Testosterone gel is used as a hormone replacement for men who can’t produce enough testosterone, or for gender affirming hormone therapy. It is rubbed onto the skin to lift levels of the hormone in the body.
This proposal is a result of a Request for Proposals (RFP) for the supply of non-injectable testosterone. The aim of this was to secure an appropriate range of non-injectable testosterone presentation forms, to ensure there is sufficient variety to meet the health needs of patients.
“We’d really like to hear from people currently using testosterone products like capsules, patches or injections who may wish to use a gel instead, to understand what resources would be useful to support them transition to a gel product,” says Pharmac’s Director Pharmaceuticals, Geraldine MacGibbon.
“We know that some people experience suitability issues with the transdermal patches or injections, so we’re really pleased to be able to look at funding this alternative” says MacGibbon. “Our clinical advisors have also told us funding the gel will mean more people can access testosterone treatment.”
“We’re also keen to hear from health care professionals about what support they might need when prescribing the gel and also to make sure anyone who needs it can access it, particularly Māori, Pacific peoples and those using testosterone gel as part of gender affirming hormone therapy.”
“We know there is a high health need for patients with primary or secondary hypogonadal disorder – which is where the gonads don’t make enough testosterone.
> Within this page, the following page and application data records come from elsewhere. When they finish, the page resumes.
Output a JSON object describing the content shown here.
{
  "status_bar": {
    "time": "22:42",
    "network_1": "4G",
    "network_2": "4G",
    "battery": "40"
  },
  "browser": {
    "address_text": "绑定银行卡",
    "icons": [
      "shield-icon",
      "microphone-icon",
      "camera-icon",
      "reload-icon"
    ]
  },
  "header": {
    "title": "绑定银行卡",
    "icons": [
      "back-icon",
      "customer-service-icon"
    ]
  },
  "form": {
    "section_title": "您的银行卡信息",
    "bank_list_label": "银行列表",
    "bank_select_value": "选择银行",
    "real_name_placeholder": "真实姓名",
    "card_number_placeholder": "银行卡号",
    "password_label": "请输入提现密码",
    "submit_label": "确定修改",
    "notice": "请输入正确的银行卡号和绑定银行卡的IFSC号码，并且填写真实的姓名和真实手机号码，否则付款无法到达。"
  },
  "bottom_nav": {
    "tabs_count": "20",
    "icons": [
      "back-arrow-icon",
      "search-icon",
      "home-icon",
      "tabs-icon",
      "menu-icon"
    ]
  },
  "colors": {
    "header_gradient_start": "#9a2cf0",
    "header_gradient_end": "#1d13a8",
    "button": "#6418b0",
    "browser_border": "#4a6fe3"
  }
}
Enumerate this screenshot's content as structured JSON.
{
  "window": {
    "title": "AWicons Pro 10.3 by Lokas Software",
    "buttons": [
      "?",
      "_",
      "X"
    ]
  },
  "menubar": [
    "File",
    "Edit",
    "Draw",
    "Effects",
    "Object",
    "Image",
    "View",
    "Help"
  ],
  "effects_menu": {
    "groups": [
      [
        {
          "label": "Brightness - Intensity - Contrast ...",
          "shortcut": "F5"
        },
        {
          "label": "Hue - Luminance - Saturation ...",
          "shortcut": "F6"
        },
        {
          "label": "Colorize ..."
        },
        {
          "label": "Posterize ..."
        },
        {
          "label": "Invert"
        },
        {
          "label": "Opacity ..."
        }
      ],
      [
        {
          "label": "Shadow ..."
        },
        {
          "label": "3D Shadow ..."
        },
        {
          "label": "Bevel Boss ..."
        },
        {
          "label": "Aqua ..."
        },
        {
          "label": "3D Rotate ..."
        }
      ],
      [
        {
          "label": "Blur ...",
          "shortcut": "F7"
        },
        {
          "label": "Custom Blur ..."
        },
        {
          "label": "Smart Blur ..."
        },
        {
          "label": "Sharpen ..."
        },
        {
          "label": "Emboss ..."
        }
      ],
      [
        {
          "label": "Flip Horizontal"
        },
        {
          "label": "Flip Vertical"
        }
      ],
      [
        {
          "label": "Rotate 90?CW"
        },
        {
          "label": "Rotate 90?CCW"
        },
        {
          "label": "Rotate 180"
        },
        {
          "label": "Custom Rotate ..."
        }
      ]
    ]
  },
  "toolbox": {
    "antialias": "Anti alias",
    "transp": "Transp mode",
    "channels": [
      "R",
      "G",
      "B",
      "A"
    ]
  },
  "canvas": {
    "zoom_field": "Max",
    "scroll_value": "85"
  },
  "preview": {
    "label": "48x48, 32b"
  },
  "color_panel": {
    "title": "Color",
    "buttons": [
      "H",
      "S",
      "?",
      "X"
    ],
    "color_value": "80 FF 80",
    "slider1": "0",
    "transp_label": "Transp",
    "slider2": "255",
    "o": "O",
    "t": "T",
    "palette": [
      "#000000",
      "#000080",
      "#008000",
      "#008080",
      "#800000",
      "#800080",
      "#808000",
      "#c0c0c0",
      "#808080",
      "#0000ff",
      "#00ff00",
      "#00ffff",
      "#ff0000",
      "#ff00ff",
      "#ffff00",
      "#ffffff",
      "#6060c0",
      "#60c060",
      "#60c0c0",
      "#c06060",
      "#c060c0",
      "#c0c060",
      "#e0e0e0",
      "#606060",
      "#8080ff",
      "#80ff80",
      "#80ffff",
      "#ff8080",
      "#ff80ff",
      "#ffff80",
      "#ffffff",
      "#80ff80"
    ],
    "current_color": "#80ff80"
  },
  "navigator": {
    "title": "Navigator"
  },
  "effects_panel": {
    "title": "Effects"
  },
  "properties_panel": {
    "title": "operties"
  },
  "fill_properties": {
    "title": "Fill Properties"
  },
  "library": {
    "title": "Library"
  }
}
In adults this can have a big impact on their quality of life, causing fatigue, loss of body hair, muscle wastage and in some cases, osteoporosis and anaemia,” says MacGibbon.
Under the proposal, testosterone gel would be added to the list of currently funded testosterone products which come in injection, capsule or patch form. The gel is self-administered by rubbing it onto the skin – usually over both shoulders, both arms, or the abdomen.
The consultation is available on the Pharmac website for anyone wanting to have their say. If approved, the open access listing for gel testosterone would be available from 1 July 2024.